Even if around the world the popularity of pedestrian town centres was increasing, Stevenage planners had to prevail against a strong opposition put up mainly by the Multiple Traders Association.
About the shift towards pedestrianised town centres
Around 1950 in Europe as in America “the conclusion that it was a good idea to keep traffic out of shopping centres” was spreading.
“Well, I think that to most architect planners round about 1950 had come to the conclusion that it was a good idea to keep traffic out of shopping centres, one knew of the experiences of America, bearing in mind that though we had gone through a war and hadn’t seen all that increase in traffic until immediately afterwards, America hadn’t been affected by war as regards domestic situation and they were suffering.
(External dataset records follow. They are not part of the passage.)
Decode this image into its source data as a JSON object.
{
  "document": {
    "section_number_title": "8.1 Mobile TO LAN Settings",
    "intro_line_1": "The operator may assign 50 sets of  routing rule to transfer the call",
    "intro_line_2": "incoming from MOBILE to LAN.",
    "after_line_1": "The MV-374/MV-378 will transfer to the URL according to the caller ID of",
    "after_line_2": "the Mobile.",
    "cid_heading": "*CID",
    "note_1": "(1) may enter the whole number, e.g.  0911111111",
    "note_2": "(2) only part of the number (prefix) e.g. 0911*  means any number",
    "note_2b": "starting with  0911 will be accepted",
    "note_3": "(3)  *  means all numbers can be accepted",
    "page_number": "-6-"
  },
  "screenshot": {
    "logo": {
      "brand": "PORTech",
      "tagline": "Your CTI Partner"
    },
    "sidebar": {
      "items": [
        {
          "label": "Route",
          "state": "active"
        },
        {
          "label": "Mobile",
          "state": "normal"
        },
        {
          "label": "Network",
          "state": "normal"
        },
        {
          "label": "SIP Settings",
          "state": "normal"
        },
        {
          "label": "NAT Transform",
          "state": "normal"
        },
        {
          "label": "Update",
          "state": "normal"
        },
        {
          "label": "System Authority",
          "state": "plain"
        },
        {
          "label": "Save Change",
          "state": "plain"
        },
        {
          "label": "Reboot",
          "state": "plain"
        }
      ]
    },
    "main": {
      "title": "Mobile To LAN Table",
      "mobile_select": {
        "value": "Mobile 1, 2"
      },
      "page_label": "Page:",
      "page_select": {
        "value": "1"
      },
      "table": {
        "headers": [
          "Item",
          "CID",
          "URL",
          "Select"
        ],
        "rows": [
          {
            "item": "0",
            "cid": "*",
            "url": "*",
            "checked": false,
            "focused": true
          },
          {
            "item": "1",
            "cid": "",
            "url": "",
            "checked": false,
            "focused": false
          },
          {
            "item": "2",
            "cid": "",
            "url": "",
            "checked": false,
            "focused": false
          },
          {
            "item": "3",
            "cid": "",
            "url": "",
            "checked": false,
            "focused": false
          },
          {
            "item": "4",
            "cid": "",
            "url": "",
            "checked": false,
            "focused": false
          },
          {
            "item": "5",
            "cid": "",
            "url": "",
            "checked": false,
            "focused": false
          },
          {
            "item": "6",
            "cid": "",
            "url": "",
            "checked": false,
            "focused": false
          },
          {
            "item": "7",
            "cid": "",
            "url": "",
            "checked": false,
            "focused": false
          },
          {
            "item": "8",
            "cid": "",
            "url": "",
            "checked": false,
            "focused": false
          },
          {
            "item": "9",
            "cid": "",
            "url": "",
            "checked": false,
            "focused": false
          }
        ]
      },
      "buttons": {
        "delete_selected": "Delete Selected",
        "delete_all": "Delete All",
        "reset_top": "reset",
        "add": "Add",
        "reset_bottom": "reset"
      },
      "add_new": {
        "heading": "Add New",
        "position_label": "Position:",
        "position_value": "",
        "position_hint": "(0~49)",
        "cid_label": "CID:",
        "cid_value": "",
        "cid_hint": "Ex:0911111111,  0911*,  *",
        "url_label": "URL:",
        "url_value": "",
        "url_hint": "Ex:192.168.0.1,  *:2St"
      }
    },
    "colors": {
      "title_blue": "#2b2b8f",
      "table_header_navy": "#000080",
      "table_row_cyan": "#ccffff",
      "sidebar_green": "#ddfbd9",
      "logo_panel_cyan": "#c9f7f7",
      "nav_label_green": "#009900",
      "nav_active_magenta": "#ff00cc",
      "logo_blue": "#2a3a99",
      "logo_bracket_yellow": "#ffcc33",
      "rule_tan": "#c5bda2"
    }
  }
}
So the idea gradually built up that this was the right idea, Coventry had the same and also Rotterdam had the same thing and we used to get together with Rotterdam Civic people and Coventry Civic people and discuss things and Coventry started for us in Britain, you could say that they were first off the mark but we were closely behind and sort of tended to overlap. We were still thinking there but they actually got physical construction mainly because of the War devastation, Stevenage didn’t suffer anything like that so that point didn’t arise.”
Advocating the pedestrian centre in Stevenage
At the time the vested interests were scared and strongly opposed the project for a pedestrian centre seen as “a recipe for disaster”.
“Oh yes! Well, the opposition to pedestrian centre was enormous but mainly from what I might say was the vested interest as they were, in the sense that they thought it was a recipe for disaster. I remember addressing the Multiple Traders Association on our proposals for Stevenage and they just thought I was round the bend. They thought I was one of these long haired, I’ve never had long hair, by the way, they thought I was one of these long haired ideologists that hadn’t really a clue what it was all about you see and had a bit of a rough time quite frankly but I was proved right. In fact so much so that one of the big advocates of non pedestrian centres, one of the Directors of the firm that advised many, many people said to me in a letter, which I thought was very nice, he said Mr Vincent you were right and I was wrong…..This was in 1970ish, eight or nine years later perhaps ten. When of course all the town centres were being thought of being changed to pedestrian centres.”